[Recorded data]
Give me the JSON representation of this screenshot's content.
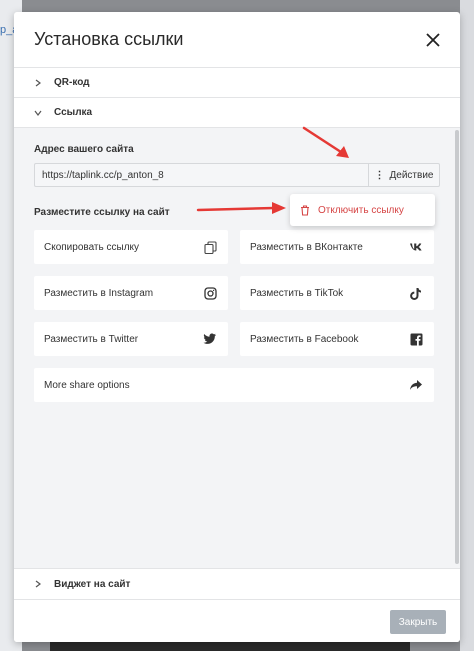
{
  "background": {
    "left_text": "p_an"
  },
  "modal": {
    "title": "Установка ссылки",
    "sections": {
      "qr": "QR-код",
      "link": "Ссылка",
      "widget": "Виджет на сайт"
    },
    "link": {
      "address_label": "Адрес вашего сайта",
      "url_value": "https://taplink.cc/p_anton_8",
      "action_label": "Действие",
      "dropdown_item": "Отключить ссылку",
      "share_label": "Разместите ссылку на сайт",
      "share_items": [
        {
          "label": "Скопировать ссылку",
          "icon": "copy-icon"
        },
        {
          "label": "Разместить в ВКонтакте",
          "icon": "vk-icon"
        },
        {
          "label": "Разместить в Instagram",
          "icon": "instagram-icon"
        },
        {
          "label": "Разместить в TikTok",
          "icon": "tiktok-icon"
        },
        {
          "label": "Разместить в Twitter",
          "icon": "twitter-icon"
        },
        {
          "label": "Разместить в Facebook",
          "icon": "facebook-icon"
        },
        {
          "label": "More share options",
          "icon": "share-icon"
        }
      ]
    },
    "footer": {
      "close_label": "Закрыть"
    }
  },
  "colors": {
    "danger": "#d64545",
    "annotation_arrow": "#e53935",
    "disabled_button": "#a8b0b8"
  }
}
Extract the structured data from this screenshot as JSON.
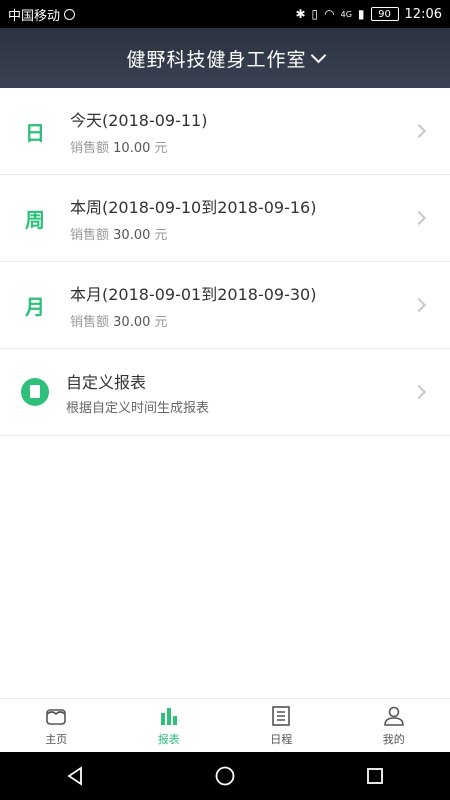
{
  "status_bar": {
    "carrier": "中国移动",
    "network": "4G",
    "battery": "90",
    "time": "12:06"
  },
  "header": {
    "title": "健野科技健身工作室"
  },
  "reports": [
    {
      "icon": "日",
      "title": "今天(2018-09-11)",
      "sales_label": "销售额",
      "sales_value": "10.00",
      "unit": "元"
    },
    {
      "icon": "周",
      "title": "本周(2018-09-10到2018-09-16)",
      "sales_label": "销售额",
      "sales_value": "30.00",
      "unit": "元"
    },
    {
      "icon": "月",
      "title": "本月(2018-09-01到2018-09-30)",
      "sales_label": "销售额",
      "sales_value": "30.00",
      "unit": "元"
    }
  ],
  "custom_report": {
    "title": "自定义报表",
    "subtitle": "根据自定义时间生成报表"
  },
  "tabs": [
    {
      "label": "主页",
      "icon": "home-icon"
    },
    {
      "label": "报表",
      "icon": "chart-icon",
      "active": true
    },
    {
      "label": "日程",
      "icon": "schedule-icon"
    },
    {
      "label": "我的",
      "icon": "user-icon"
    }
  ],
  "colors": {
    "accent": "#2ec07a",
    "header": "#2b3240"
  }
}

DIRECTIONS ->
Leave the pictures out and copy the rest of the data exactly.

RESPONSE BOX ->
Give me the JSON representation of this screenshot's content.
{
  "background": {
    "left_text": "p_an"
  },
  "modal": {
    "title": "Установка ссылки",
    "sections": {
      "qr": "QR-код",
      "link": "Ссылка",
      "widget": "Виджет на сайт"
    },
    "link": {
      "address_label": "Адрес вашего сайта",
      "url_value": "https://taplink.cc/p_anton_8",
      "action_label": "Действие",
      "dropdown_item": "Отключить ссылку",
      "share_label": "Разместите ссылку на сайт",
      "share_items": [
        {
          "label": "Скопировать ссылку",
          "icon": "copy-icon"
        },
        {
          "label": "Разместить в ВКонтакте",
          "icon": "vk-icon"
        },
        {
          "label": "Разместить в Instagram",
          "icon": "instagram-icon"
        },
        {
          "label": "Разместить в TikTok",
          "icon": "tiktok-icon"
        },
        {
          "label": "Разместить в Twitter",
          "icon": "twitter-icon"
        },
        {
          "label": "Разместить в Facebook",
          "icon": "facebook-icon"
        },
        {
          "label": "More share options",
          "icon": "share-icon"
        }
      ]
    },
    "footer": {
      "close_label": "Закрыть"
    }
  },
  "colors": {
    "danger": "#d64545",
    "annotation_arrow": "#e53935",
    "disabled_button": "#a8b0b8"
  }
}
Extract the structured data from this screenshot as JSON.
{
  "status_bar": {
    "carrier": "中国移动",
    "network": "4G",
    "battery": "90",
    "time": "12:06"
  },
  "header": {
    "title": "健野科技健身工作室"
  },
  "reports": [
    {
      "icon": "日",
      "title": "今天(2018-09-11)",
      "sales_label": "销售额",
      "sales_value": "10.00",
      "unit": "元"
    },
    {
      "icon": "周",
      "title": "本周(2018-09-10到2018-09-16)",
      "sales_label": "销售额",
      "sales_value": "30.00",
      "unit": "元"
    },
    {
      "icon": "月",
      "title": "本月(2018-09-01到2018-09-30)",
      "sales_label": "销售额",
      "sales_value": "30.00",
      "unit": "元"
    }
  ],
  "custom_report": {
    "title": "自定义报表",
    "subtitle": "根据自定义时间生成报表"
  },
  "tabs": [
    {
      "label": "主页",
      "icon": "home-icon"
    },
    {
      "label": "报表",
      "icon": "chart-icon",
      "active": true
    },
    {
      "label": "日程",
      "icon": "schedule-icon"
    },
    {
      "label": "我的",
      "icon": "user-icon"
    }
  ],
  "colors": {
    "accent": "#2ec07a",
    "header": "#2b3240"
  }
}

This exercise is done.